Fujitsu Enterprise Postgres
At the centre of this open source initiative is Fujitsu Enterprise Postgres, an open source based relational database with enterprise enhancements underpinned by Fujitsu services and support. This database is at the core of Fujitsu’s database strategy. With distributed data management becoming so complex, I see advantages in using relational technology to provide structure and consistent interfaces to data, reducing complexity in its consumption.
In addition to Fujitsu Enterprise Postgres for on-premise use, Fujitsu utilises open source for DBaaS (Database-as-a-Service) in our K5 cloud (available in select countries only).Fujitsu Cloud Service K5 supports OpenStack, VMware and Bare Metal, and is the platform of choice for a broad range of IT services. Benefits include:
- a universal platform, consolidating workloads to increase operational efficiency
- an open platform, maximising interoperability
- integration of legacy systems with new technology, saving money
- enterprise-class - 99.99% availability and performance predictability across the technology stack.
Open Source has changed our organisation
Over time, the utilisation of open source software with commercial software has seen a change in our OSS business models. This has driven a fresh look at how we:
- generate our revenue
- resource our projects
- give back to the open source community
- best work with the community to the benefit of all involved
- approach our marketing communications.
The combination of OSS and commercial software has provided us with benefits such as speed and flexibility for our K5 cloud solution. We've been able to use our in-house system know-how and hardware, and then reap the benefits of the quality, productivity, openness and connectivity as provided by open source.

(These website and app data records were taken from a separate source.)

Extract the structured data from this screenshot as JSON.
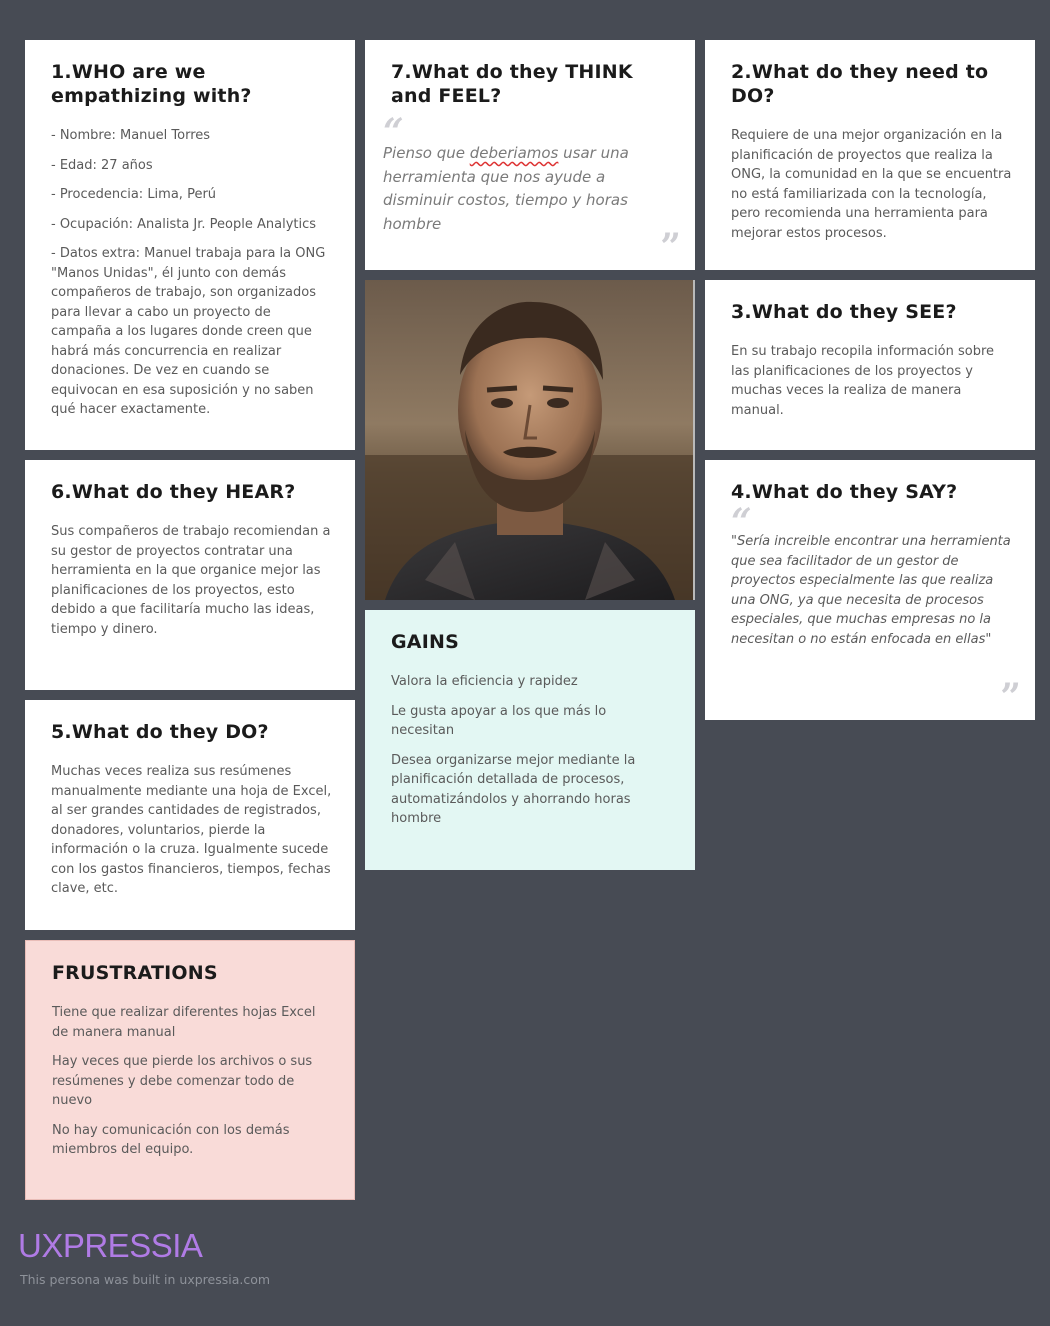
{
  "cards": {
    "who": {
      "title": "1.WHO are we empathizing with?",
      "items": [
        "- Nombre: Manuel Torres",
        "- Edad: 27 años",
        "- Procedencia: Lima, Perú",
        "- Ocupación: Analista Jr. People Analytics",
        "- Datos extra: Manuel trabaja para la ONG \"Manos Unidas\", él junto con demás compañeros de trabajo, son organizados para llevar a cabo un proyecto de campaña a los lugares donde creen que habrá más concurrencia en realizar donaciones. De vez en cuando se equivocan en esa suposición y no saben qué hacer exactamente."
      ]
    },
    "think": {
      "title": "7.What do they THINK and FEEL?",
      "quote_before": "Pienso que ",
      "quote_misspelled": "deberiamos",
      "quote_after": " usar una herramienta que nos ayude a disminuir costos, tiempo y horas hombre"
    },
    "need": {
      "title": "2.What do they need to DO?",
      "text": "Requiere de una mejor organización en la planificación de proyectos que realiza la ONG, la comunidad en la que se encuentra no está familiarizada con la tecnología, pero recomienda una herramienta para mejorar estos procesos."
    },
    "see": {
      "title": "3.What do they SEE?",
      "text": "En su trabajo recopila información sobre las planificaciones de los proyectos y muchas veces la realiza de manera manual."
    },
    "hear": {
      "title": "6.What do they HEAR?",
      "text": "Sus compañeros de trabajo recomiendan a su gestor de proyectos contratar una herramienta en la que organice mejor las planificaciones de los proyectos, esto debido a que facilitaría mucho las ideas, tiempo y dinero."
    },
    "say": {
      "title": "4.What do they SAY?",
      "text": "\"Sería increible encontrar una herramienta que sea facilitador de un gestor de proyectos especialmente las que realiza una ONG, ya que necesita de procesos especiales, que muchas empresas no la necesitan o no están enfocada en ellas\""
    },
    "do": {
      "title": "5.What do they DO?",
      "text": "Muchas veces realiza sus resúmenes manualmente mediante una hoja de Excel, al ser grandes cantidades de registrados, donadores, voluntarios, pierde la información o la cruza. Igualmente sucede con los gastos financieros, tiempos, fechas clave, etc."
    },
    "gains": {
      "title": "GAINS",
      "items": [
        "Valora la eficiencia y rapidez",
        "Le gusta apoyar a los que más lo necesitan",
        "Desea organizarse mejor mediante la planificación detallada de procesos, automatizándolos y ahorrando horas hombre"
      ]
    },
    "frustrations": {
      "title": "FRUSTRATIONS",
      "items": [
        "Tiene que realizar diferentes hojas Excel de manera manual",
        "Hay veces que pierde los archivos o sus resúmenes y debe comenzar todo de nuevo",
        "No hay comunicación con los demás miembros del equipo."
      ]
    }
  },
  "quote_marks": {
    "open": "“",
    "close": "”"
  },
  "footer": {
    "brand": "UXPRESSIA",
    "note": "This persona was built in uxpressia.com"
  },
  "colors": {
    "background": "#474b54",
    "gains_bg": "#e3f7f3",
    "frustrations_bg": "#f9dbd8",
    "brand": "#b07be5"
  }
}
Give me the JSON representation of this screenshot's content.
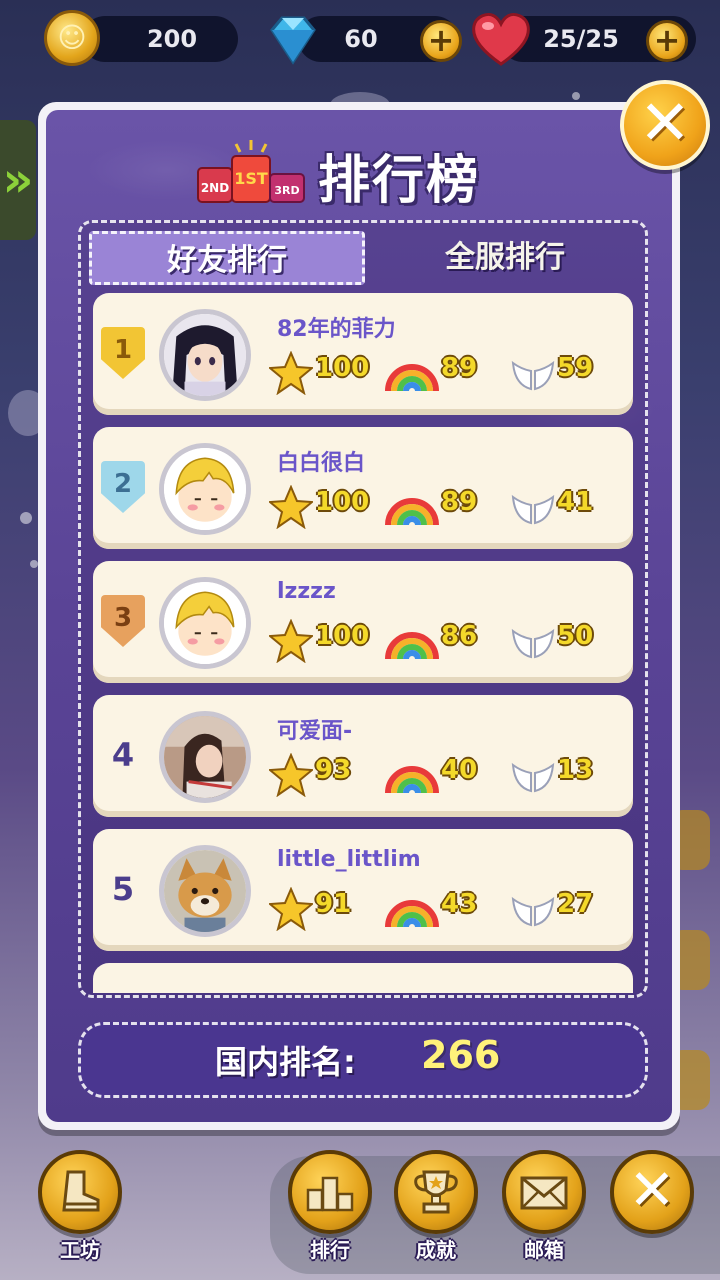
{
  "topbar": {
    "coins": "200",
    "gems": "60",
    "lives": "25/25",
    "coin_icon": "coin-icon",
    "gem_icon": "diamond-icon",
    "heart_icon": "heart-icon",
    "plus_symbol": "+"
  },
  "modal": {
    "title": "排行榜",
    "podium_labels": [
      "2ND",
      "1ST",
      "3RD"
    ],
    "close_symbol": "✕",
    "tabs": [
      {
        "label": "好友排行",
        "active": true
      },
      {
        "label": "全服排行",
        "active": false
      }
    ],
    "rows": [
      {
        "rank": "1",
        "name": "82年的菲力",
        "stars": "100",
        "rainbows": "89",
        "wings": "59",
        "badge_color": "#f2c534",
        "badge_text_color": "#8a5a0a",
        "avatar": "anime-girl-avatar"
      },
      {
        "rank": "2",
        "name": "白白很白",
        "stars": "100",
        "rainbows": "89",
        "wings": "41",
        "badge_color": "#9ed7ea",
        "badge_text_color": "#3c6f93",
        "avatar": "blond-boy-avatar"
      },
      {
        "rank": "3",
        "name": "lzzzz",
        "stars": "100",
        "rainbows": "86",
        "wings": "50",
        "badge_color": "#e7a15e",
        "badge_text_color": "#7a3f12",
        "avatar": "blond-boy-avatar"
      },
      {
        "rank": "4",
        "name": "可爱面-",
        "stars": "93",
        "rainbows": "40",
        "wings": "13",
        "avatar": "girl-photo-avatar"
      },
      {
        "rank": "5",
        "name": "little_littlim",
        "stars": "91",
        "rainbows": "43",
        "wings": "27",
        "avatar": "shiba-dog-avatar"
      }
    ],
    "national_rank_label": "国内排名:",
    "national_rank_value": "266"
  },
  "bottom_nav": {
    "workshop": "工坊",
    "ranking": "排行",
    "achievements": "成就",
    "mailbox": "邮箱",
    "close_symbol": "✕"
  },
  "colors": {
    "panel_purple": "#5a4496",
    "row_cream": "#fbf4e4",
    "stat_yellow": "#f4d92a",
    "name_purple": "#6a55c9",
    "button_gold": "#e3a21a"
  }
}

It's a best -of-both-worlds approach that produces greater value for Fujitsu, the open source community and our customers.
Combining the PostgreSQL OSS with our commercial software benefits our database customers and business model on the basis that it is:
- an extremely successful open source project
- ready-made alternative to Oracle for our larger enterprise customers
- very extensible for highly efficient enhancements
- backed by a number of commercial entities
- used by a large percentage of technology companies.
The open source community also benefits from Fujitsu being involved in the PostgreQL open source project by:
- paying resources to work full time contributing to open source community products
- bringing added confidence to enterprise users as a global ICT provider
- increasing the visibility and standing of the open source product
- sponsoring events to promote open source projects and communities
- providing infrastructure and services to host and build event websites.
Be aware of the OSS business model you deploy
Of course there are many different OSS business models in use today. These range from community approved models through to models that are not exactly ethical. Our group currently use two different models:
- Proprietary extensions and
- Selling of professional services.
Proprietary extensions are often sold as externally linked libraries, usually done in this way to avoid restrictions with some licensing agreements. The PostgreSQL license is very open and doesn’t impose such restrictions, so our group’s extensions are compiled with the open source code to create a licensed product. This is a fairly common model with Red Hat Enterprise Linux being one of the most well-known examples.
I hope this summary helps as you consider how you can reap the benefits of using open source with commercial software. The remainder of the presentation covered features of FUJITSU Enterprise Postgres, our open source based enterprise database product. I look forward to seeing the relationship between open source and commercial closing even further over the coming years.